▶ _WHAT IS NEEDED_:
Your reply should be one number: how many lines of the material contain the word "price".

(MATERIAL TO PROCESS Opens)

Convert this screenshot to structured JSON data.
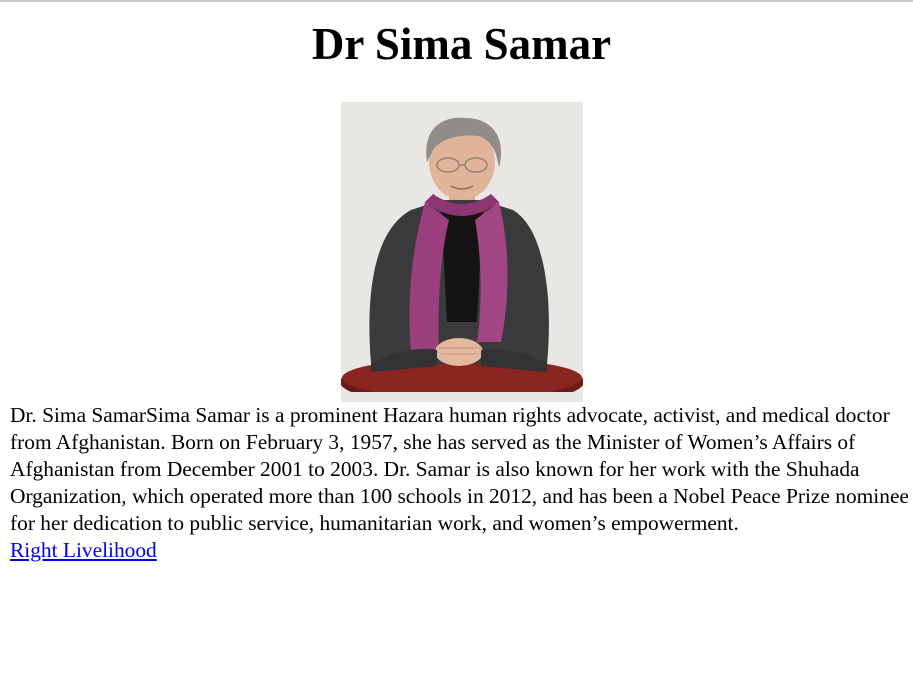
{
  "page": {
    "title": "Dr Sima Samar",
    "bio": "Dr. Sima SamarSima Samar is a prominent Hazara human rights advocate, activist, and medical doctor from Afghanistan. Born on February 3, 1957, she has served as the Minister of Women’s Affairs of Afghanistan from December 2001 to 2003. Dr. Samar is also known for her work with the Shuhada Organization, which operated more than 100 schools in 2012, and has been a Nobel Peace Prize nominee for her dedication to public service, humanitarian work, and women’s empowerment.",
    "link_label": "Right Livelihood"
  },
  "colors": {
    "link": "#0000ee",
    "scarf": "#9b3f7f",
    "jacket": "#3a3a3c",
    "table": "#7a1e1c",
    "photo_background": "#e7e5e2"
  }
}
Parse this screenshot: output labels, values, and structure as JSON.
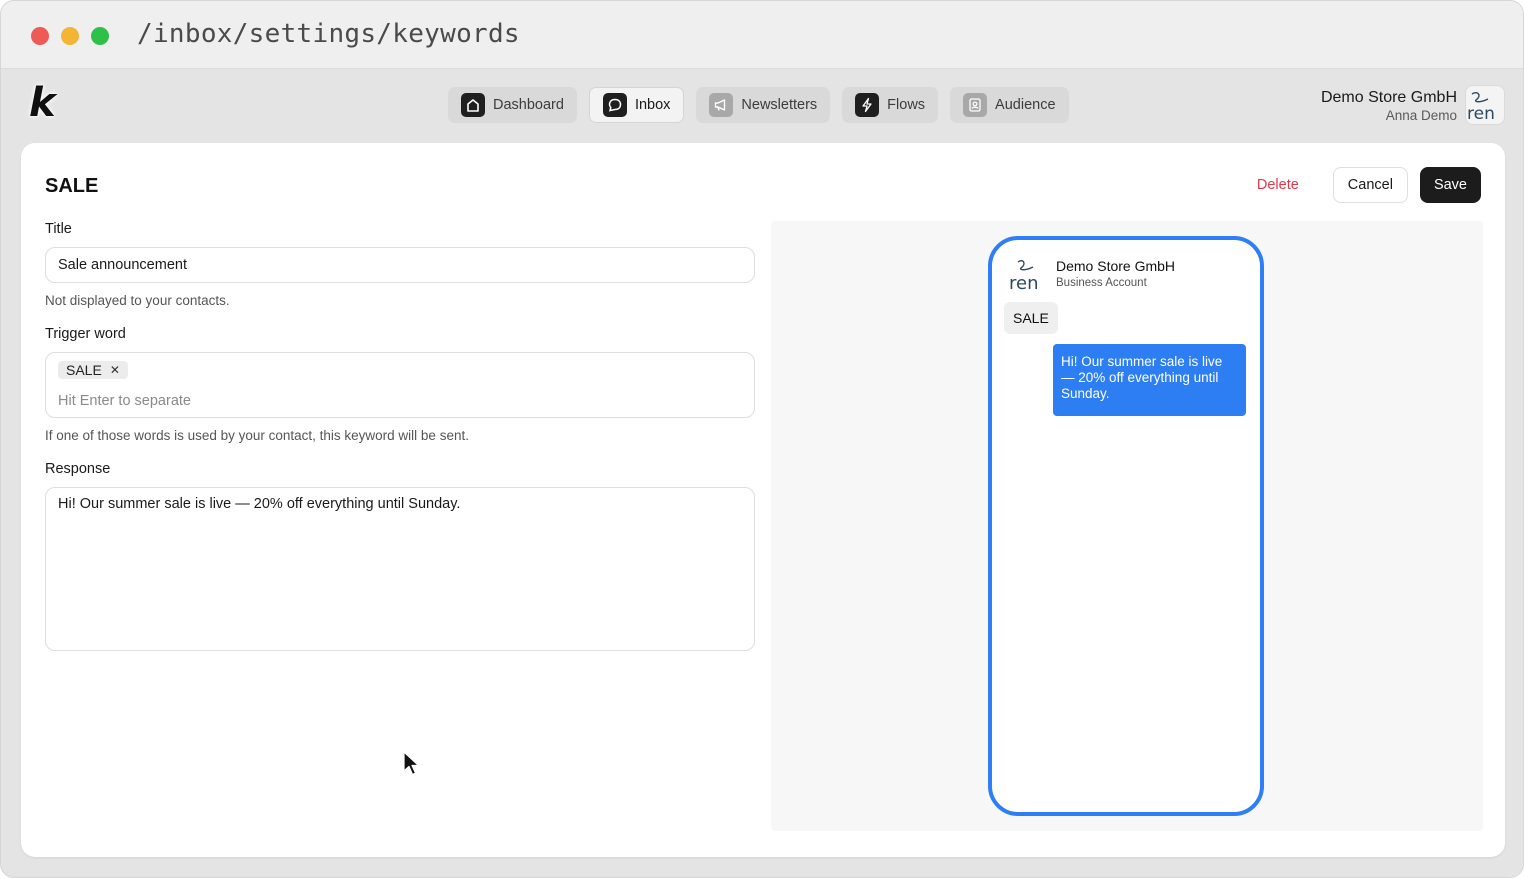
{
  "window": {
    "url": "/inbox/settings/keywords",
    "accent_color": "#2e7ef5"
  },
  "nav": {
    "logo_text": "k",
    "tabs": [
      {
        "label": "Dashboard",
        "icon": "home-icon",
        "active": false
      },
      {
        "label": "Inbox",
        "icon": "chat-bubble-icon",
        "active": true
      },
      {
        "label": "Newsletters",
        "icon": "megaphone-icon",
        "active": false
      },
      {
        "label": "Flows",
        "icon": "lightning-icon",
        "active": false
      },
      {
        "label": "Audience",
        "icon": "contact-book-icon",
        "active": false
      }
    ]
  },
  "account": {
    "store_name": "Demo Store GmbH",
    "user_name": "Anna Demo",
    "avatar_text": "ren"
  },
  "page": {
    "title": "SALE",
    "delete_label": "Delete",
    "cancel_label": "Cancel",
    "save_label": "Save",
    "delete_color": "#e0384a"
  },
  "form": {
    "title_label": "Title",
    "title_value": "Sale announcement",
    "title_hint": "Not displayed to your contacts.",
    "trigger_label": "Trigger word",
    "trigger_tags": [
      "SALE"
    ],
    "trigger_placeholder": "Hit Enter to separate",
    "trigger_hint": "If one of those words is used by your contact, this keyword will be sent.",
    "response_label": "Response",
    "response_value": "Hi! Our summer sale is live — 20% off everything until Sunday."
  },
  "preview": {
    "business_name": "Demo Store GmbH",
    "business_sub": "Business Account",
    "incoming_message": "SALE",
    "reply_message": "Hi! Our summer sale is live — 20% off everything until Sunday.",
    "bubble_color": "#2c7ef2"
  }
}
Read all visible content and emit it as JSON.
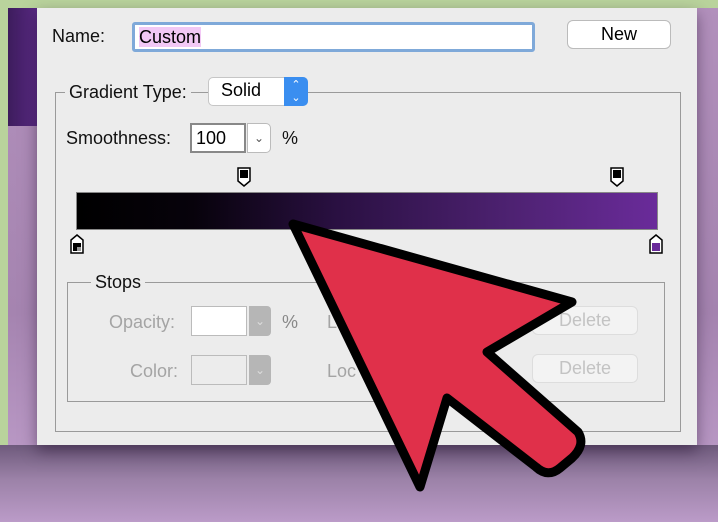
{
  "dialog": {
    "name_label": "Name:",
    "name_value": "Custom",
    "new_button": "New",
    "gradient_type_label": "Gradient Type:",
    "gradient_type_value": "Solid",
    "smoothness_label": "Smoothness:",
    "smoothness_value": "100",
    "smoothness_unit": "%",
    "gradient": {
      "start_color": "#000000",
      "end_color": "#6a2b9a"
    },
    "stops": {
      "title": "Stops",
      "opacity_label": "Opacity:",
      "opacity_unit": "%",
      "location_label_1": "L",
      "color_label": "Color:",
      "location_label_2": "Loc",
      "delete_1": "Delete",
      "delete_2": "Delete"
    }
  },
  "overlay": {
    "arrow_color": "#e0304a",
    "arrow_icon": "cursor-arrow-icon"
  }
}
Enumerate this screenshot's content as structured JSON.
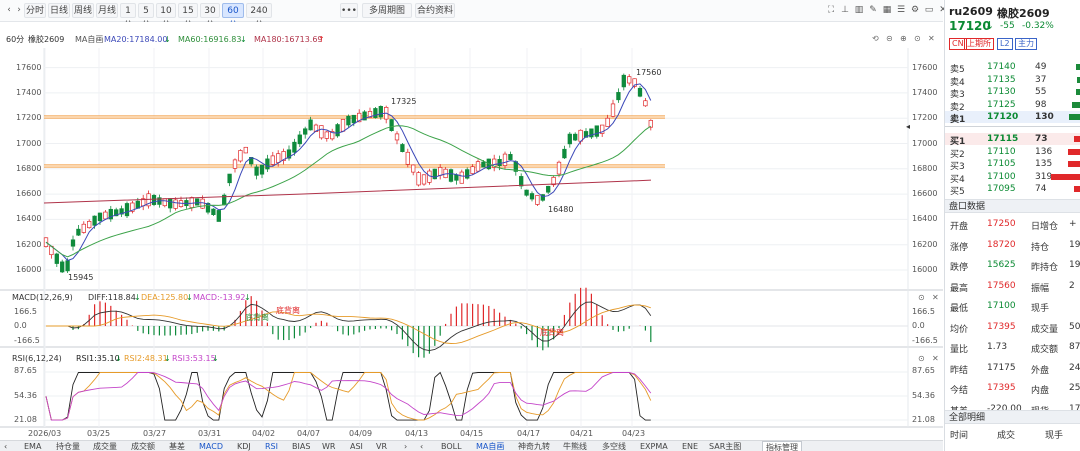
{
  "toolbar": {
    "periods": [
      "分时",
      "日线",
      "周线",
      "月线",
      "1分",
      "5分",
      "10分",
      "15分",
      "30分",
      "60分",
      "240分"
    ],
    "active_period": "60分",
    "multi_period": "多周期图",
    "contract_info": "合约资料",
    "more": "•••"
  },
  "main_chart": {
    "period_label": "60分",
    "contract_name": "橡胶2609",
    "ma_label": "MA自画",
    "ma20": "MA20:17184.00",
    "ma20_arrow": "↓",
    "ma60": "MA60:16916.83",
    "ma60_arrow": "↓",
    "ma180": "MA180:16713.69",
    "ma180_arrow": "↑",
    "y_ticks": [
      "17600",
      "17400",
      "17200",
      "17000",
      "16800",
      "16600",
      "16400",
      "16200",
      "16000"
    ],
    "hi_mark": "17560",
    "mid_mark": "17325",
    "lo_mark": "16480",
    "start_lo_mark": "15945"
  },
  "macd": {
    "title": "MACD(12,26,9)",
    "diff": "DIFF:118.84",
    "diff_arrow": "↓",
    "dea": "DEA:125.80",
    "dea_arrow": "↓",
    "macd": "MACD:-13.92",
    "macd_arrow": "↓",
    "y_ticks": [
      "166.5",
      "0.0",
      "-166.5"
    ],
    "ann1": "底背离",
    "ann2": "底背离",
    "ann3": "底背离"
  },
  "rsi": {
    "title": "RSI(6,12,24)",
    "rsi1": "RSI1:35.10",
    "rsi1_arrow": "↓",
    "rsi2": "RSI2:48.31",
    "rsi2_arrow": "↓",
    "rsi3": "RSI3:53.15",
    "rsi3_arrow": "↓",
    "y_ticks": [
      "87.65",
      "54.36",
      "21.08"
    ]
  },
  "x_axis": [
    "2026/03",
    "03/25",
    "03/27",
    "03/31",
    "04/02",
    "04/07",
    "04/09",
    "04/13",
    "04/15",
    "04/17",
    "04/21",
    "04/23"
  ],
  "bottom_tabs": [
    "EMA",
    "持仓量",
    "成交量",
    "成交额",
    "基差",
    "MACD",
    "KDJ",
    "RSI",
    "BIAS",
    "WR",
    "ASI",
    "VR",
    "BOLL",
    "MA自画",
    "神奇九转",
    "牛熊线",
    "多空线",
    "EXPMA",
    "ENE",
    "SAR主图",
    "指标管理"
  ],
  "bottom_active": [
    "MACD",
    "RSI",
    "MA自画"
  ],
  "stock": {
    "code": "ru2609",
    "name": "橡胶2609",
    "price": "17120",
    "arrow": "↓",
    "change": "-55",
    "pct": "-0.32%",
    "tags": [
      "CN",
      "上期所",
      "L2",
      "主力"
    ],
    "asks": [
      {
        "label": "卖5",
        "price": "17140",
        "vol": "49"
      },
      {
        "label": "卖4",
        "price": "17135",
        "vol": "37"
      },
      {
        "label": "卖3",
        "price": "17130",
        "vol": "55"
      },
      {
        "label": "卖2",
        "price": "17125",
        "vol": "98"
      },
      {
        "label": "卖1",
        "price": "17120",
        "vol": "130"
      }
    ],
    "bids": [
      {
        "label": "买1",
        "price": "17115",
        "vol": "73"
      },
      {
        "label": "买2",
        "price": "17110",
        "vol": "136"
      },
      {
        "label": "买3",
        "price": "17105",
        "vol": "135"
      },
      {
        "label": "买4",
        "price": "17100",
        "vol": "319"
      },
      {
        "label": "买5",
        "price": "17095",
        "vol": "74"
      }
    ],
    "ask_bar_fracs": [
      0.15,
      0.12,
      0.17,
      0.3,
      0.4
    ],
    "bid_bar_fracs": [
      0.23,
      0.43,
      0.42,
      1.0,
      0.23
    ],
    "section_market": "盘口数据",
    "stats": [
      {
        "k1": "开盘",
        "v1": "17250",
        "k2": "日增仓",
        "v2": "+"
      },
      {
        "k1": "涨停",
        "v1": "18720",
        "k2": "持仓",
        "v2": "19"
      },
      {
        "k1": "跌停",
        "v1": "15625",
        "k2": "昨持仓",
        "v2": "19"
      },
      {
        "k1": "最高",
        "v1": "17560",
        "k2": "振幅",
        "v2": "2"
      },
      {
        "k1": "最低",
        "v1": "17100",
        "k2": "现手",
        "v2": ""
      },
      {
        "k1": "均价",
        "v1": "17395",
        "k2": "成交量",
        "v2": "50"
      },
      {
        "k1": "量比",
        "v1": "1.73",
        "k2": "成交额",
        "v2": "875"
      },
      {
        "k1": "昨结",
        "v1": "17175",
        "k2": "外盘",
        "v2": "24"
      },
      {
        "k1": "今结",
        "v1": "17395",
        "k2": "内盘",
        "v2": "25"
      },
      {
        "k1": "基差",
        "v1": "-220.00",
        "k2": "现货",
        "v2": "170"
      }
    ],
    "section_trades": "全部明细",
    "trades_header": [
      "时间",
      "成交",
      "现手"
    ]
  }
}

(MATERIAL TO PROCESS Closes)

▶ _PROBLEM SOLUTION_:
11